The key to Spike's alleged change, as far as I can see, was an issue or two back when we saw that he was like Morgan, wanting to use Buffy as the center of his world and not understanding why she wouldn't take him up on it. After that, the only advancement of the theme was in his rejection of her, and implicitly his own role as lovedog. Within the pages of the last issue, though, one thing I thought was meaningful was that he won't miss wandering around in space. Looks like he's also rejecting his own aimlessness. This can only be a good thing, although I'm not sure if we'll actually see it manifest in his future.
I believe that in the first issue of this I complained about the way Spike treated his bugs, and throughout the rest of it, that might have remained on the top of my wish list for his self-improvement. I don't think anyone can deny that his apology to Frisky was an awfully weak one, but he did at least bring it up, and I also want to give him credit for some seemingly genuine grief at Sebastian's death. Maybe the real magnitude of a friend giving up his life for his sake actually penetrated Spike's brain. Maybe he was just having one of those harsh moments of sobriety that makes you see how ugly your drunken behavior was. Either way, it helps.

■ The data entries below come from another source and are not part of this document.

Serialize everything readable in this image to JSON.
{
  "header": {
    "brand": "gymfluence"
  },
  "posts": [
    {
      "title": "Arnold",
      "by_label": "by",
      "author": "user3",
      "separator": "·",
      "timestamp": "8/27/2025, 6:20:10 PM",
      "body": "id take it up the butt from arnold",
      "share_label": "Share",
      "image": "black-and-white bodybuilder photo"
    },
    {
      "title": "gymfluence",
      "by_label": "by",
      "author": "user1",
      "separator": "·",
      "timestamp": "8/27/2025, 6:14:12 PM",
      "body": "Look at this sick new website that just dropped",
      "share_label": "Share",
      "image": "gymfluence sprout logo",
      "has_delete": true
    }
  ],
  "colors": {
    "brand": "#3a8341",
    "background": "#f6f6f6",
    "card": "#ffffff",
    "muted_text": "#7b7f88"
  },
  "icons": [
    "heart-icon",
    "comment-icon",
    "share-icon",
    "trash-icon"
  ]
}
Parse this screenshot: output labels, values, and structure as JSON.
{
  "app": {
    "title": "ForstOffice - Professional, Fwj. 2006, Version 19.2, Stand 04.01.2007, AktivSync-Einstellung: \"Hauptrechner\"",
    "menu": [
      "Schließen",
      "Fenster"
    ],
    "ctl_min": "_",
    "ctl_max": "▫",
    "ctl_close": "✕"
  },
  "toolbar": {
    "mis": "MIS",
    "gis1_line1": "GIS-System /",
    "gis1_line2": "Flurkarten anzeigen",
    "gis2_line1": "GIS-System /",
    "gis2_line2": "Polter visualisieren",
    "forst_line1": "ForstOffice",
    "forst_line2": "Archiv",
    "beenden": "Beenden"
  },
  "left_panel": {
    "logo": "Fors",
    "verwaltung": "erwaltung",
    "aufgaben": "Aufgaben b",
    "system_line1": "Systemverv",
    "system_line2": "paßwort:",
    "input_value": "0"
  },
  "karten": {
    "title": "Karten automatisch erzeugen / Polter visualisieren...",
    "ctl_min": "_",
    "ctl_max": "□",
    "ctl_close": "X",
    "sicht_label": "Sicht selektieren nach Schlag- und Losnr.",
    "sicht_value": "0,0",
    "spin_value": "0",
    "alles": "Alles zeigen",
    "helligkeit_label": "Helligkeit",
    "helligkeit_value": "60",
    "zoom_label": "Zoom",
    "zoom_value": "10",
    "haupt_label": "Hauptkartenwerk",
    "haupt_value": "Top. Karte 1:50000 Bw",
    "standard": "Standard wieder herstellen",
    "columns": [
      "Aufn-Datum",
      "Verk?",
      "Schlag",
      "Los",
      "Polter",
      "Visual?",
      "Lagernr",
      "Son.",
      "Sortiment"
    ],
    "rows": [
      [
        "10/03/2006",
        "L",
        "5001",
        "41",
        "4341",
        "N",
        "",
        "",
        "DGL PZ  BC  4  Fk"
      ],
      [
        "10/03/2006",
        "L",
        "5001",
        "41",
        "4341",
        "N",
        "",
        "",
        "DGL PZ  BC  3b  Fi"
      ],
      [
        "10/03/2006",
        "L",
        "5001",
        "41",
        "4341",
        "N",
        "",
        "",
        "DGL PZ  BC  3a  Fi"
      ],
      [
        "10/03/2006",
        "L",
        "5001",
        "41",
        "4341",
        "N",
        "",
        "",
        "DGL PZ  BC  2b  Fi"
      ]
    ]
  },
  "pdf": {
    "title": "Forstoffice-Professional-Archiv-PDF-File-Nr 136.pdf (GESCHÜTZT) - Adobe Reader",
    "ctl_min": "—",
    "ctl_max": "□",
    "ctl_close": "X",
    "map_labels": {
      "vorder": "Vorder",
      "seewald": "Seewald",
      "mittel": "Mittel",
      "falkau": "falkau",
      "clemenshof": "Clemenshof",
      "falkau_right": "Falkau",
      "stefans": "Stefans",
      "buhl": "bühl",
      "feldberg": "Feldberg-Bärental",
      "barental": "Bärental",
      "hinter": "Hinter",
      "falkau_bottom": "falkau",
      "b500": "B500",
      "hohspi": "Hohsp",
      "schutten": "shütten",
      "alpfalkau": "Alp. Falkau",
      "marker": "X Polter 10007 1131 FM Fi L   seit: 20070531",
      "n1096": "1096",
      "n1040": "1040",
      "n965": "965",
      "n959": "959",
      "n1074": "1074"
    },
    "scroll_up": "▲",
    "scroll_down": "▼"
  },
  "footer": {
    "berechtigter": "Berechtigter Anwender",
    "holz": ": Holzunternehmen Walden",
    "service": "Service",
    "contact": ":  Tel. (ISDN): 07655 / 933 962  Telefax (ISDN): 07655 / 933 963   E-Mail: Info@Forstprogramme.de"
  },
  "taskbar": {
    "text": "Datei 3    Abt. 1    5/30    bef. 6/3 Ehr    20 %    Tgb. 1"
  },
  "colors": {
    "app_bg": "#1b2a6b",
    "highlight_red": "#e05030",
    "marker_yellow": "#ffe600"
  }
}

So that was the second half of the issue. The first half, well, there's a battle and some stuff blowing up. I'd like to see a future in which comic books don't have an action scene quota to fill, but maybe there's still a part of the readership who loves that stuff. I have to say I did appreciate the heads having bodies underground, and as monsters they were some fun - ladydorotea had some interesting observations on the idea of many forming a larger whole, but I'll leave those to her.
From what I recall, I started "A Dark Place" feeling fairly neutral about the art, but I finished up as a fan. The artist has a great grasp on Spike's face and expressions, and the poses, for all the characters, were excellent. I wasn't crazy about Morgan's boobs/outfit, but I guess it fit her background. You can see that there's enjoyment happening in the design of the ship and the bugs, and for that much, I might miss them.
And here ends my series of reviews for the Spike mini. I'm not sure what I've got coming up next, but maybe now that I don't have four series to contend with, I'll be able to catch up. It's been real, Spike. Looking forward to seeing your potential utilized in a better story.